My initial reaction to Erick’s post yesterday was anger. Not the kind of anger after having had a bucket of cold water thrown in your face but anger that I think he’s wrong on one important point. It is most certainly true that many, perhaps even most of Georgia’s citizens do not trust their government. Erick is right when he says Governor Deal’s announcement he was ending the 400 tolls next December was met with skepticism and hurt rather than helped his efforts to pass TSPLOST. There was also a stronger than usual anti-incumbent mood Tuesday as evidenced by 14 State level incumbents being tossed out or forced into runoffs. It’s worth noting almost as many Democrats were defeated or forced into runoffs as Republicans. There were incumbents thrown out at the local level as well. Incumbents of all persuasions who fail to heed the message of Tuesday could find themselves in trouble in two years.
Where I disagree with Erick is his statement that “much of the political establishment in Georgia holds the citizens in contempt.” I know this comment wasn’t directed at me personally but it was directed at the political establishment of which I am a part. I don’t agree with that sentiment at all.

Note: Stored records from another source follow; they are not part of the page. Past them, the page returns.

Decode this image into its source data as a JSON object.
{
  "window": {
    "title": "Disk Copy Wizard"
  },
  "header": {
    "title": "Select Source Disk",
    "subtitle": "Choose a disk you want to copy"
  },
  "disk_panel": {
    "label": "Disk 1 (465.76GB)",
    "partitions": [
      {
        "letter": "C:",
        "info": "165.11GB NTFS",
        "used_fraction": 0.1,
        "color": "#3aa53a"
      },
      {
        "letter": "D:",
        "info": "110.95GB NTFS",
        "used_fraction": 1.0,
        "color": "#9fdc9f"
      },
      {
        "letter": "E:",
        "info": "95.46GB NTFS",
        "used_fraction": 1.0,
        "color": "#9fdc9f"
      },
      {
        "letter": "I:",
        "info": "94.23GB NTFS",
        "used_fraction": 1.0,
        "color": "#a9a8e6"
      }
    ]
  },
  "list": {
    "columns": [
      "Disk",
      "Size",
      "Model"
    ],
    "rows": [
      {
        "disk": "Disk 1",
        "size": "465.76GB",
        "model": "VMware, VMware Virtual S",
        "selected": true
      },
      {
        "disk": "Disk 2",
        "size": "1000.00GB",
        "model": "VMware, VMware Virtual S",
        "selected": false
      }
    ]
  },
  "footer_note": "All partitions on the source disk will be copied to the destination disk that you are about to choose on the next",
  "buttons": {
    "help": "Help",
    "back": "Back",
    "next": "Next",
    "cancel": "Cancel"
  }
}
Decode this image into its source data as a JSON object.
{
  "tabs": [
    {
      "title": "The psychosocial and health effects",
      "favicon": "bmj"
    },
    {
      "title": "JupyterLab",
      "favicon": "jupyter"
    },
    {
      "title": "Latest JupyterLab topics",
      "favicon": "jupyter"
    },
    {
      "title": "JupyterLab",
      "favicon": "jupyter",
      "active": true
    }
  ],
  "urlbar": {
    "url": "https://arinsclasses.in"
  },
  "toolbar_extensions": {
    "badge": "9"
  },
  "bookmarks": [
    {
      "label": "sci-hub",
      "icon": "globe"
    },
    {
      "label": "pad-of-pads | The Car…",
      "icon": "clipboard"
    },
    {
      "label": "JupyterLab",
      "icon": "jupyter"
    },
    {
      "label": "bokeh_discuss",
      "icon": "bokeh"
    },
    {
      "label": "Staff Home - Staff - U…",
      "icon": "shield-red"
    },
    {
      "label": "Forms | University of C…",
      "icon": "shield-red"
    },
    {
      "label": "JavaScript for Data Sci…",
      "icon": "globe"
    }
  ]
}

Almost everyone I’ve met who ran for office did so because they thought they could help their community. Some lose their way once elected but most don’t. To say most elected officials feel contempt for the very people who elect them just isn’t true.
The lack of trust voters have for us is a serious problem we must deal with immediately. Every proposal to address problems we face is met with skepticism. It’s growing increasingly more difficult to deal seriously with the issues. If we don’t make substantial strides in earning voters’ trust soon we’ll be in deep trouble as a State.
We didn’t get here overnight and I’m convinced some of this distrust has spilled over from what goes on in Washington. When people say “all you politicians are the same” they’re not just talking about Republicans and Democrats, they’re talking about politicians at every level of government. Enforcing our current ethics laws and strengthening them where they’re weak is a good place to start as is taking steps to increase transparency in the process of making laws. We must try to earn voters trust because the road we’re on takes us to a place we don’t want to go.
But we don’t hate you.
Article source: http://www.peachpundit.com/2012/08/02/we-dont-hate-you/